Goal of the exercise: Only the lines containing "Feuilles" belong in the answer; find them in the material below.

Source data:
□ □ □ □ □
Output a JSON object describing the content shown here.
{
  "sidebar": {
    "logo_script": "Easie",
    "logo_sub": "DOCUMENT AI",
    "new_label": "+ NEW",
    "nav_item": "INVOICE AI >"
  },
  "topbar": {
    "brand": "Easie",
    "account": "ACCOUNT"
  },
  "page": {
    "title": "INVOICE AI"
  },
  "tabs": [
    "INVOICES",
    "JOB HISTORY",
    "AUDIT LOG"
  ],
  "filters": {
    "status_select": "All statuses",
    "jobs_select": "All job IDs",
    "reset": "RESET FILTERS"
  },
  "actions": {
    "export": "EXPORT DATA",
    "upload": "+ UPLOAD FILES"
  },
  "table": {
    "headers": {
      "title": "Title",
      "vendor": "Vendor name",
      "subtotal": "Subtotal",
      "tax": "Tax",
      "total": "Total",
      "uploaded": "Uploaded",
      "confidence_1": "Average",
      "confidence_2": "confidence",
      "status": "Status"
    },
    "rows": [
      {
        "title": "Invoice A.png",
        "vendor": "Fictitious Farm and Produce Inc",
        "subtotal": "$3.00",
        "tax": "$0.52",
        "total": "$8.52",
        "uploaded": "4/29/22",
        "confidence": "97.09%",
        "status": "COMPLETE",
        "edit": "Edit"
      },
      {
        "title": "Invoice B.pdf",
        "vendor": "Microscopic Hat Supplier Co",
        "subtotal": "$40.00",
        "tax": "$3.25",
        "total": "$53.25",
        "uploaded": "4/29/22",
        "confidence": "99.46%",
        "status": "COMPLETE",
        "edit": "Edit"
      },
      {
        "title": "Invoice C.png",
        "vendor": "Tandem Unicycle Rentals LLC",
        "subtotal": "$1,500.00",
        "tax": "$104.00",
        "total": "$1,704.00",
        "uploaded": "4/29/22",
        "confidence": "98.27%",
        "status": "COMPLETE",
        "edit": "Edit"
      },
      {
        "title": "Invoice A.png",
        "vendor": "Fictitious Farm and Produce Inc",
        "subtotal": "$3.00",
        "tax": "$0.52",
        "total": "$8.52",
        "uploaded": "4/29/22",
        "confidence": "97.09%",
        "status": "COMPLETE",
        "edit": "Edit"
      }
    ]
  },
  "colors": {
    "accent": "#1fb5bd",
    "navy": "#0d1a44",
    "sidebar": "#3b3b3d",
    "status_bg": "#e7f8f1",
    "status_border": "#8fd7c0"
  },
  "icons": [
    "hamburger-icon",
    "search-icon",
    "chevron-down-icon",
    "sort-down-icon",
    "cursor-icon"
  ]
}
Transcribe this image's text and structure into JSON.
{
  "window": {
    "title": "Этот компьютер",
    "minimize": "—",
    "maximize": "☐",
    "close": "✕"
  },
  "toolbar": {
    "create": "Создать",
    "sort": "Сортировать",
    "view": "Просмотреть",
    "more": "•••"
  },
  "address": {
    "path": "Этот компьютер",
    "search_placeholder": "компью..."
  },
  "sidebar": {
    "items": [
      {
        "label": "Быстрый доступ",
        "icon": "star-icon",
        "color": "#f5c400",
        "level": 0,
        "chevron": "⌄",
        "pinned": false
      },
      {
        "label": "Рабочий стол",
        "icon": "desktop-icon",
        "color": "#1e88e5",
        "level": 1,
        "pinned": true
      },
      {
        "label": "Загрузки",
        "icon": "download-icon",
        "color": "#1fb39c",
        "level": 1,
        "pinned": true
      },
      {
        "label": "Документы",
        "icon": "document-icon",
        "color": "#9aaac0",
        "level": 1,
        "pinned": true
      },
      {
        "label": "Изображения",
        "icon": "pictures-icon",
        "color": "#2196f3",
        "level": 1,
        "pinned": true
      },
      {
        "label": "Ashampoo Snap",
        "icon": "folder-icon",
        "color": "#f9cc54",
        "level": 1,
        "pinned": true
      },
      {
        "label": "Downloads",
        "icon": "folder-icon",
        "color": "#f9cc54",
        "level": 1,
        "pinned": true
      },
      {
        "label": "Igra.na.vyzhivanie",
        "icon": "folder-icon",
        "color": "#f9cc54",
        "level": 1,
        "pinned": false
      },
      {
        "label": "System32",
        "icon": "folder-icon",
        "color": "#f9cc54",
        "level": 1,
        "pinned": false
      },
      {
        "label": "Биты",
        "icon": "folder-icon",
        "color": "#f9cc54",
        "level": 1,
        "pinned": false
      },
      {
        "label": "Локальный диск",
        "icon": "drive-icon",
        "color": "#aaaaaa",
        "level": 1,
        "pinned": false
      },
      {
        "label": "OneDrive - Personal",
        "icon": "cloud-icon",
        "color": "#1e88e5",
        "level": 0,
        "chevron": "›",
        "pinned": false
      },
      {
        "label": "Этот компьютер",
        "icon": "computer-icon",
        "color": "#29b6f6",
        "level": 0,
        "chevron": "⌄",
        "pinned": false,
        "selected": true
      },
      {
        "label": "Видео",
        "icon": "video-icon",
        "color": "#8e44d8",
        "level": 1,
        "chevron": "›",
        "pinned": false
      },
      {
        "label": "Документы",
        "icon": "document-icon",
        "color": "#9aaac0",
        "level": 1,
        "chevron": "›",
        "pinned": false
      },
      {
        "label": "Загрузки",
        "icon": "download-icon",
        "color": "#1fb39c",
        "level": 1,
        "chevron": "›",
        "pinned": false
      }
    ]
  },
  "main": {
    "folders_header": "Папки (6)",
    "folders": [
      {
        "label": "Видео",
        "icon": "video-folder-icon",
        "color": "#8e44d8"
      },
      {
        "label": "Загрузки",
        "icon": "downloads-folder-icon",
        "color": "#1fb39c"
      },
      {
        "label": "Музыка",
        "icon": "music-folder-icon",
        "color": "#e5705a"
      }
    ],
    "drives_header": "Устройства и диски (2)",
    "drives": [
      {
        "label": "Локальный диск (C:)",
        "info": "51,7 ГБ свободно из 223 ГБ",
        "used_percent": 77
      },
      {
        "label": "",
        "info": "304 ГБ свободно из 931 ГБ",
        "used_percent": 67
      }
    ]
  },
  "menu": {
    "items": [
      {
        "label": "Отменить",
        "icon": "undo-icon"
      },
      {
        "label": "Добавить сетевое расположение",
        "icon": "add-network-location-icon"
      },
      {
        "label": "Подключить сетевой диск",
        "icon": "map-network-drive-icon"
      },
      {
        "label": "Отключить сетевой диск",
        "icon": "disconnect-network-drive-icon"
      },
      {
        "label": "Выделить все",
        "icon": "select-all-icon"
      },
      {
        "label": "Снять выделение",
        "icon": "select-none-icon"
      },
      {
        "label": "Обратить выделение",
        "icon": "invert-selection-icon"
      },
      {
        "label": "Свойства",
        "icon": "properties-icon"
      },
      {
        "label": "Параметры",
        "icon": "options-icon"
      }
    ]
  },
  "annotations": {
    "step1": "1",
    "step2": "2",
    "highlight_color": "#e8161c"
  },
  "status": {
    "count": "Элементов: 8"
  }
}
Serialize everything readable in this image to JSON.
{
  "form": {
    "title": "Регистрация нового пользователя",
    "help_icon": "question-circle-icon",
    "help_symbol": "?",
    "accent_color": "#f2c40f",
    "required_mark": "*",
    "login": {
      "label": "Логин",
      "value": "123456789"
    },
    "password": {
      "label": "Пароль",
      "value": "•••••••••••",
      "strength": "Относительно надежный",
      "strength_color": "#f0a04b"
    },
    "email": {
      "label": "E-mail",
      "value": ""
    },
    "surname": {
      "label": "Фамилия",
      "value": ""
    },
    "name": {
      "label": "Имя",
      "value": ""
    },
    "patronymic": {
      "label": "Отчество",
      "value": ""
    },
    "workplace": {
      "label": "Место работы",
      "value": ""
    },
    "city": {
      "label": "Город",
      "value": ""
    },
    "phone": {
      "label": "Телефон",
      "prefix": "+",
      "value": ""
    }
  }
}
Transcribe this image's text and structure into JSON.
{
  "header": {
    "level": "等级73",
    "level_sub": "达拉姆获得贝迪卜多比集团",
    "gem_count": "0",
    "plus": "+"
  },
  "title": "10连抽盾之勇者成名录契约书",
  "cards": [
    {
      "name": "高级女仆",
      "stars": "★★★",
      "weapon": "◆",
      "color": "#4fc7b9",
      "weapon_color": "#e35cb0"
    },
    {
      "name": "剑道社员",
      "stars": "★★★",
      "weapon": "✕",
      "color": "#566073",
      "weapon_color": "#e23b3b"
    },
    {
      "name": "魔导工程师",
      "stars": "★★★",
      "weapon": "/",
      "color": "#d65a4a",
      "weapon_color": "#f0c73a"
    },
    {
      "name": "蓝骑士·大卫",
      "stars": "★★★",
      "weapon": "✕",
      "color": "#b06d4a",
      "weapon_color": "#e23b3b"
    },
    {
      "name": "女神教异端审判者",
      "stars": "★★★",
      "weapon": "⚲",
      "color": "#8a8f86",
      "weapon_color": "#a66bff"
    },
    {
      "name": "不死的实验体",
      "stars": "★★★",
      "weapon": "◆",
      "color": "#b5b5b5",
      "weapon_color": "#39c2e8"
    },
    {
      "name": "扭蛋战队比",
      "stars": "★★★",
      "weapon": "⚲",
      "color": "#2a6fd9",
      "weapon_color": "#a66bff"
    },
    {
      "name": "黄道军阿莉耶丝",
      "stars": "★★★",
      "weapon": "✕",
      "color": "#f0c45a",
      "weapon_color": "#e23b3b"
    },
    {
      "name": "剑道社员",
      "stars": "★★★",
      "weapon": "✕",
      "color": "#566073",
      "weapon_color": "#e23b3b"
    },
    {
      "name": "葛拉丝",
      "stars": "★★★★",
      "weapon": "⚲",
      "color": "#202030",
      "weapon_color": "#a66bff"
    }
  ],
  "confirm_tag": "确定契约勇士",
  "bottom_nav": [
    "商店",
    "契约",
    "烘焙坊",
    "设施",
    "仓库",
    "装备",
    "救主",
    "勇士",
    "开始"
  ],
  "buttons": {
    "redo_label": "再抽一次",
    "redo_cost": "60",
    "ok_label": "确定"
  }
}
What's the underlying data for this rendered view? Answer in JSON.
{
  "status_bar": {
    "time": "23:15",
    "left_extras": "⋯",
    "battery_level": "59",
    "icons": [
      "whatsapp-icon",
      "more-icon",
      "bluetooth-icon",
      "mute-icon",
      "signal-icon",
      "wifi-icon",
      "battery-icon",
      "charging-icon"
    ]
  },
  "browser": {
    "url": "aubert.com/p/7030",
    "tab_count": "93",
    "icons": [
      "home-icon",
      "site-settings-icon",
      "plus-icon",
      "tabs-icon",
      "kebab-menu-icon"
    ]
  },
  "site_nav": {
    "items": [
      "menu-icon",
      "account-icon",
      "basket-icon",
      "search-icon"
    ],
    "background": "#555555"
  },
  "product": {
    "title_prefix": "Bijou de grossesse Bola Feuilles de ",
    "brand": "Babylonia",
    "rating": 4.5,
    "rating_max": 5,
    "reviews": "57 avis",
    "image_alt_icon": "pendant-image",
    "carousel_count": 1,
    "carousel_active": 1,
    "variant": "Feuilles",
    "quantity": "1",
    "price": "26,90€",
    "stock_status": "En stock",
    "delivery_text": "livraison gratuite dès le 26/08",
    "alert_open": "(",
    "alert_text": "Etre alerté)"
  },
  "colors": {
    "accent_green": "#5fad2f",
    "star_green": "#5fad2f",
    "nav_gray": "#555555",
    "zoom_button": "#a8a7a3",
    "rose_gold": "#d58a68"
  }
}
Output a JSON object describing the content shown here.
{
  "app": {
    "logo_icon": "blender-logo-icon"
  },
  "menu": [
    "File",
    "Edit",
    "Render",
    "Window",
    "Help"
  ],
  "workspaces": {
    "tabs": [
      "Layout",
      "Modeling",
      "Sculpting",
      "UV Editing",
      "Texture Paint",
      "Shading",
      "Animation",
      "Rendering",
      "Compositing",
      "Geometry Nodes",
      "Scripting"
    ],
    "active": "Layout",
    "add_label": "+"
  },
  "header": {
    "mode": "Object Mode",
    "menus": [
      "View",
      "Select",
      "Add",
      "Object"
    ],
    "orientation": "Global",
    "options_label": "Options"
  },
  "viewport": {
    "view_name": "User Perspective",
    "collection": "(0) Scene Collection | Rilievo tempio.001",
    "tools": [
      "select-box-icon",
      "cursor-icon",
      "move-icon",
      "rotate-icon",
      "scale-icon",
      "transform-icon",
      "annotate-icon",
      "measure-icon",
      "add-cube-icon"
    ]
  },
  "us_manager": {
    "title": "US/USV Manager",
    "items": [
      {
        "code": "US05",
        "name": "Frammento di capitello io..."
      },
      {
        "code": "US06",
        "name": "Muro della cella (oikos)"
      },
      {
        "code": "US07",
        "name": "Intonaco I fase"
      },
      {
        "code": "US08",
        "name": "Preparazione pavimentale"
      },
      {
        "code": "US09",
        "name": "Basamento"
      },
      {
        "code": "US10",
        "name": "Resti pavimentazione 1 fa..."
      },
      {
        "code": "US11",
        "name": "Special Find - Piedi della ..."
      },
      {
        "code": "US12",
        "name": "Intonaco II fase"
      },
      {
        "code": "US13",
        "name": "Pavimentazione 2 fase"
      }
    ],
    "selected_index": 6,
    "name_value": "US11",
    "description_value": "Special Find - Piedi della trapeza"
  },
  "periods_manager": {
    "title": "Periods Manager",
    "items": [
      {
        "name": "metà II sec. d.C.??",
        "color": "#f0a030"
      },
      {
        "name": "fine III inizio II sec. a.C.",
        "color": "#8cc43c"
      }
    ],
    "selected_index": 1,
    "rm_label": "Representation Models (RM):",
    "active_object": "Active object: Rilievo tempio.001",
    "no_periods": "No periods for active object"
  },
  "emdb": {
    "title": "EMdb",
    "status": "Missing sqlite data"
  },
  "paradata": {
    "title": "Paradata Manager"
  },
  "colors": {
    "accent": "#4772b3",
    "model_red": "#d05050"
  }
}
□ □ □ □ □
Solution to this problem:
    "title_prefix": "Bijou de grossesse Bola Feuilles de ",
    "variant": "Feuilles",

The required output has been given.